Why does a couple typically seek therapy?
Research indicates that by the time a couple seeks couple therapy and arranges an appointment, the partners have been at war for multiple years on a range of seemingly unresolvable issues.
Often a recent event is characterized as a “crisis” that sent the couple over the edge, finally leading them to pursue therapy. But the couple typically has been in crisis for so long that both partners have grown weary from, and almost immune to, the ongoing conflict and persistent tension between them.
What does the average couple expect will happen in therapy?
For most couples who finally begin therapy, they often anticipate that the therapist will be a kind of mediator and/or judge who will assess the problems at hand and the strengths and weaknesses of each partner. And then, from his or her expert vantage point, the therapist will articulate a solution that involves a critique of what the partners are doing incorrectly in their relationship and what they need to do to “be better.”
In my view, this approach to helping a couple rarely, if ever, works.
This is so because, underlying the expressed problems the couple faces, is a firmly organized set of psychological defenses each partner has developed to cope with the issues of the relationship.
What is a better way to conceptualize marital troubles?
A physical metaphor for how defensive processes in couples work is the way the human back responds to the trauma of a car accident, for example. Impacted by the force of the collision, the general alignment and expansive musculature of the spinal cord shift and lock into a new position designed to protect the vertebrae, tendons, and ligaments that were stressed or damaged in the accident. The shifting and locking into place of the spinal cord and its musculature is a defensive process that protects underlying anatomical structures from further injury.
And it is usually the case, medically speaking, that what the body does to protect itself from further injury results in symptomatic pain, chronic inflammation, and reduced flexibility which, taken together over time, actually prevent healing! Autoimmune diseases provide another example of how the body may inadvertently hurt itself in an effort to protect itself.
The defensive processes that have evolved in a relationship work in a similar fashion.
A husband, for example, who has been hurt by his wife’s ongoing ambivalence about having a child, may unconsciously respond to this injury through the protective strategy of, say, over-working, i.e., becoming overly ambitious or taking on too much responsibility in his professional life.

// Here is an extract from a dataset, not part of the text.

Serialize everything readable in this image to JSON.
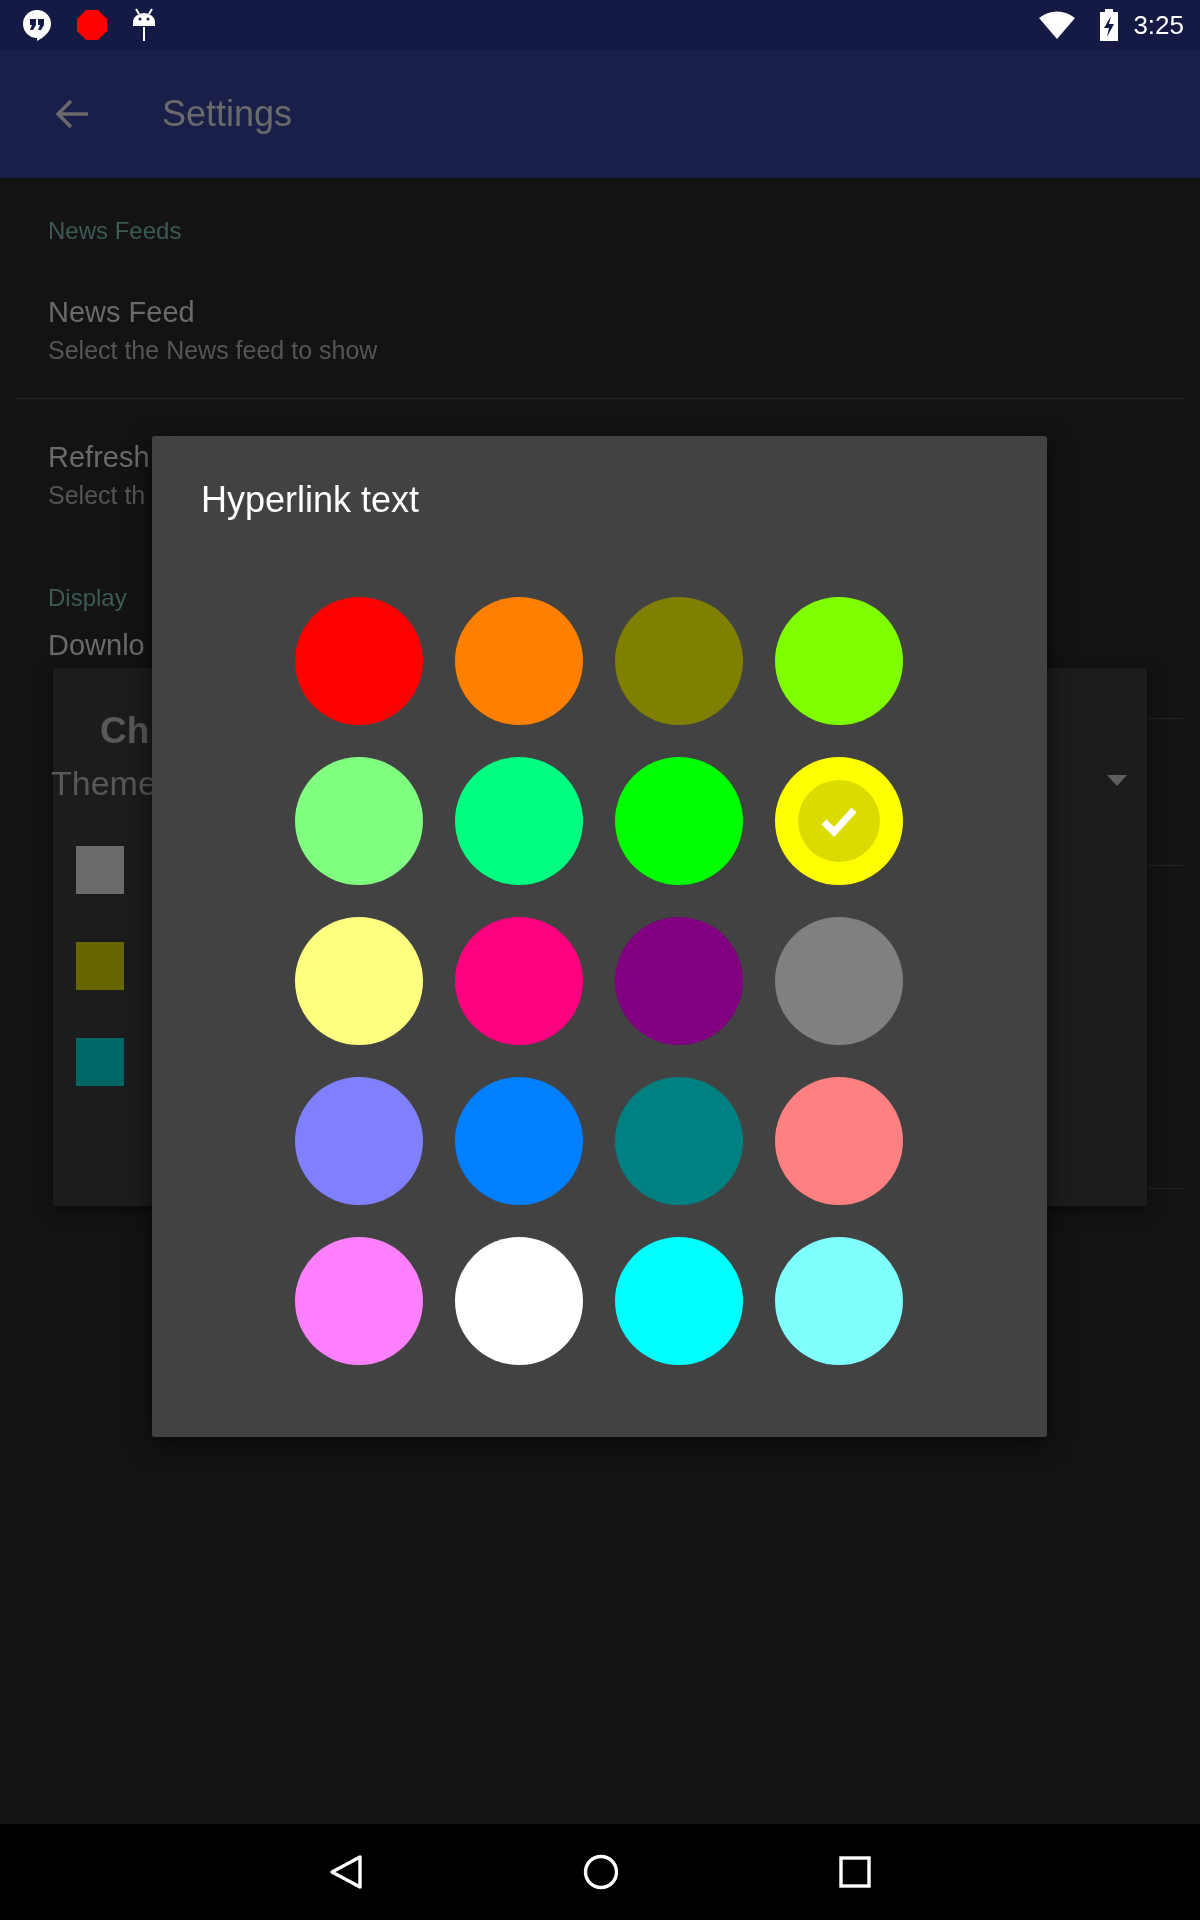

This defense, in turn, gradually becomes injurious to his wife; she responds to her hurt by becoming self-destructive in some way, an idiosyncratic defensive style that she unintentionally and unconsciously employs to find relief and buffer her from further anticipated disappointments with her husband.
And, as you might imagine, her self-destruction further intensifies her husband’s need to protect himself, thus reinforcing his prioritizing of his work. On and one these insidious, mutually reinforcing dynamics evolve, tangling the partners in a web of toxic psychological tendencies that only strengthen their grip as the couple struggles against them.
What is needed for positive change to occur?
For positive change to even become a possibility for this couple, the defensive processes employed by each partner must be identified and reduced or entirely supplanted. The couple therapist functions not as a mediator or judge but more like a chiropractor, strategically intervening to unlock each partner from his or her chosen defensive style.
As this begins to occur, each partner can think and feel in ways that are more flexible and less oriented solely toward protection. Once partners feel less vulnerable, less gripped by the need and compulsion to defend, there is real potential for the achievement of enhanced levels of communication, mutual respect and understanding, and new pathways for attaining the kind of love each partner desires.
Download a FREE Worksheet PDF file called “Areas of Change” that will help you develop the techniques discussed in this article.
James Tobin, Ph.D. is a licensed psychologist based in Newport Beach, CA.